The team is already relying on two young and unproven big men in Hill and Sacre. Sacrificing the contributions of a proven veteran like Kaman in order to develop three big men on a team that isn't sure if it has enough in the tank for a final playoff push doesn't seem too prudent.
Should Ryan Kelly be playing as many minutes as he has been?
It would definitely be understandable to give Kelly the 27 minutes he played against the Dallas Mavericks on January 7 on a consistent basis if the Lakers were going to tank the entire season. However, by retaining Gasol despite the trade rumors, the Lakers look like they're ready to give it one last shot.
Kaman is a proven interior scorer and has a decent jumper that allows him to stretch the floor. While he isn't a stretch big man like Kelly is, he rebounds, defends, sets picks and does almost everything else better than Kelly does. At the very least, Kaman should be seeing an equal amount of minutes as Kelly instead of racking up DNP's like nobody's business.
If the Lakers are still unable to succeed when Bryant, Young, Farmar, Xavier Henry and Steve Blake return from their respective injuries, then Kelly should get all the playing time he can handle.

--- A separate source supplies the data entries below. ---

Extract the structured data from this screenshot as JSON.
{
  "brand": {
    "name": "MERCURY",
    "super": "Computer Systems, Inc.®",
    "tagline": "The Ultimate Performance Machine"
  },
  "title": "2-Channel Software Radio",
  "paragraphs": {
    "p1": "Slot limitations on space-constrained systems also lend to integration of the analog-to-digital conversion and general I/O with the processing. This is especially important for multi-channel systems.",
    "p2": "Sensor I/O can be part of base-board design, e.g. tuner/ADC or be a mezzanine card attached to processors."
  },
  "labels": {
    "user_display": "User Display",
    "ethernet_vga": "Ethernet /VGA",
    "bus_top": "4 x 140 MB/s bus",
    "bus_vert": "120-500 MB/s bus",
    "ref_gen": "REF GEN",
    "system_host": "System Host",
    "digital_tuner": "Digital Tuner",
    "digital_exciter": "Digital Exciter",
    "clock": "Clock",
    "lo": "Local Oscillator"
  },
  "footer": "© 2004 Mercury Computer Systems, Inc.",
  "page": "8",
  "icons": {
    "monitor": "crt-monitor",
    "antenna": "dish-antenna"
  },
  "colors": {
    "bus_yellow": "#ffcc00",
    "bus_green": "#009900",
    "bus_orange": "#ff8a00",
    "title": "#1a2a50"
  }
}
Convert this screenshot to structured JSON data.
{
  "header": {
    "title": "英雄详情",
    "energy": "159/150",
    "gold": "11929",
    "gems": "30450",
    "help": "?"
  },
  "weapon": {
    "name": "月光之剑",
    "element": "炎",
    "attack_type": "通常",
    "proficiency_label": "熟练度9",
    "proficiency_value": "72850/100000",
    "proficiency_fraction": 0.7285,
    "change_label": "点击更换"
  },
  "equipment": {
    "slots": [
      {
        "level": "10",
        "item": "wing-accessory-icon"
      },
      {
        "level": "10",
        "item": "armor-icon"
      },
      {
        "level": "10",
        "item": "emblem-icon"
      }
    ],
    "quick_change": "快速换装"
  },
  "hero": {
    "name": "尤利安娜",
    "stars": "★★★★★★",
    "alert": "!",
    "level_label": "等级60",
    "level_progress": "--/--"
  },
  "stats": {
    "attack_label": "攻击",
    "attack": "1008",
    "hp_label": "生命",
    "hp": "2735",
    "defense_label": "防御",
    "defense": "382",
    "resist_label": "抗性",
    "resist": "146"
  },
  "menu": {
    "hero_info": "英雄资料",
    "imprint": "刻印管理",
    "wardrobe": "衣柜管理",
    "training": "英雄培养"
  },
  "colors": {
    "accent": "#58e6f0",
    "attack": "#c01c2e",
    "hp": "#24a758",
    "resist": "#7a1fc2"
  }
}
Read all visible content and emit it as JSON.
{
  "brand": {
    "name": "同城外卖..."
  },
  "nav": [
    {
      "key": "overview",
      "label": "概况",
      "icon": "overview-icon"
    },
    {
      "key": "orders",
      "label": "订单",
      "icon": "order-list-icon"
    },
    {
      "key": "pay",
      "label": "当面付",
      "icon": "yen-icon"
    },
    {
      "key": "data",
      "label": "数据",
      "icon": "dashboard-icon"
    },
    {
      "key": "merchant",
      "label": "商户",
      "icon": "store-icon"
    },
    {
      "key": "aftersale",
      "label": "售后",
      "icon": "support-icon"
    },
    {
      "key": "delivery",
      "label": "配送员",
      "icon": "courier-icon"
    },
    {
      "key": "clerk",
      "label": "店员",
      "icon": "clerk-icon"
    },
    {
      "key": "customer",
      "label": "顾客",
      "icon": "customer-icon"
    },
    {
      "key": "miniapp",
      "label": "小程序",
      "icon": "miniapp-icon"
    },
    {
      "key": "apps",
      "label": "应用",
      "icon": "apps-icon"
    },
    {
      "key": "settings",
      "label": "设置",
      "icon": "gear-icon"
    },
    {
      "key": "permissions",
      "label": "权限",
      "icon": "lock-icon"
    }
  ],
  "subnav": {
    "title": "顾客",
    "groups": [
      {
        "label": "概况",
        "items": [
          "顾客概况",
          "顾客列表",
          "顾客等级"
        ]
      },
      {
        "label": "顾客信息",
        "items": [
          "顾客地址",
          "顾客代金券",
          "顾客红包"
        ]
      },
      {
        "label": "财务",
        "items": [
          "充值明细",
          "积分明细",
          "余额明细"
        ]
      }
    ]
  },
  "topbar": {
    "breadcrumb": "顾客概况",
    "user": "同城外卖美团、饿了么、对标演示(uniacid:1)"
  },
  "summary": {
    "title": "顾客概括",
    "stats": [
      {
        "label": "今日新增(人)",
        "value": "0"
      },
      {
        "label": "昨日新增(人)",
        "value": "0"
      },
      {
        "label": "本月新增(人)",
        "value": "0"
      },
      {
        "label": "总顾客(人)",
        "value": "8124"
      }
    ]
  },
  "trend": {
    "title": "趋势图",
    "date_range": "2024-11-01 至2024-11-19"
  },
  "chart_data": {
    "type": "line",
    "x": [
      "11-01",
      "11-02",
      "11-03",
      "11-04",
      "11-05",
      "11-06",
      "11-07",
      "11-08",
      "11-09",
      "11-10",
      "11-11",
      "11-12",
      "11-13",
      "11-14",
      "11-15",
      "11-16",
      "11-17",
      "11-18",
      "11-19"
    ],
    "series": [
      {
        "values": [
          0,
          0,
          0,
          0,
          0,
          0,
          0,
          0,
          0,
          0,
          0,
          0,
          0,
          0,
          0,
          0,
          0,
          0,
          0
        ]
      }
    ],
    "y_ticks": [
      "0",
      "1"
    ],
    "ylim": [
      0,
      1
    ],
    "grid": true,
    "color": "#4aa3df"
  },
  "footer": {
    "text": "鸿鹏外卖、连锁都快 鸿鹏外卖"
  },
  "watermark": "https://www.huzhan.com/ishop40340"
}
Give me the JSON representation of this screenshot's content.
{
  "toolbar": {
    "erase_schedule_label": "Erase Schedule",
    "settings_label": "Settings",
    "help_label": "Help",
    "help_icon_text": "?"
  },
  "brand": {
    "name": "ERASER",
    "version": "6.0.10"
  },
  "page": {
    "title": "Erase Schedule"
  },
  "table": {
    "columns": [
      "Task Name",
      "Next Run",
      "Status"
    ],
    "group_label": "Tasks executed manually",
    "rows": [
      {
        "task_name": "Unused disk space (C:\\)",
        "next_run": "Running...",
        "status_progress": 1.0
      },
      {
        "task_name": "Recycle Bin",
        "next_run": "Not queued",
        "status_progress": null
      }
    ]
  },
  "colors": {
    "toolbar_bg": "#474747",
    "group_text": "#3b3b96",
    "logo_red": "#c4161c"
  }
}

However, if the Lakers are looking to tread water until they can make one more push when completely healthy, they should consider reducing Kelly's minutes and allocating them to Sacre, Hill and Kaman.
All stats are accurate as of January 7, 2014 and are from stats.NBA.com unless otherwise indicated.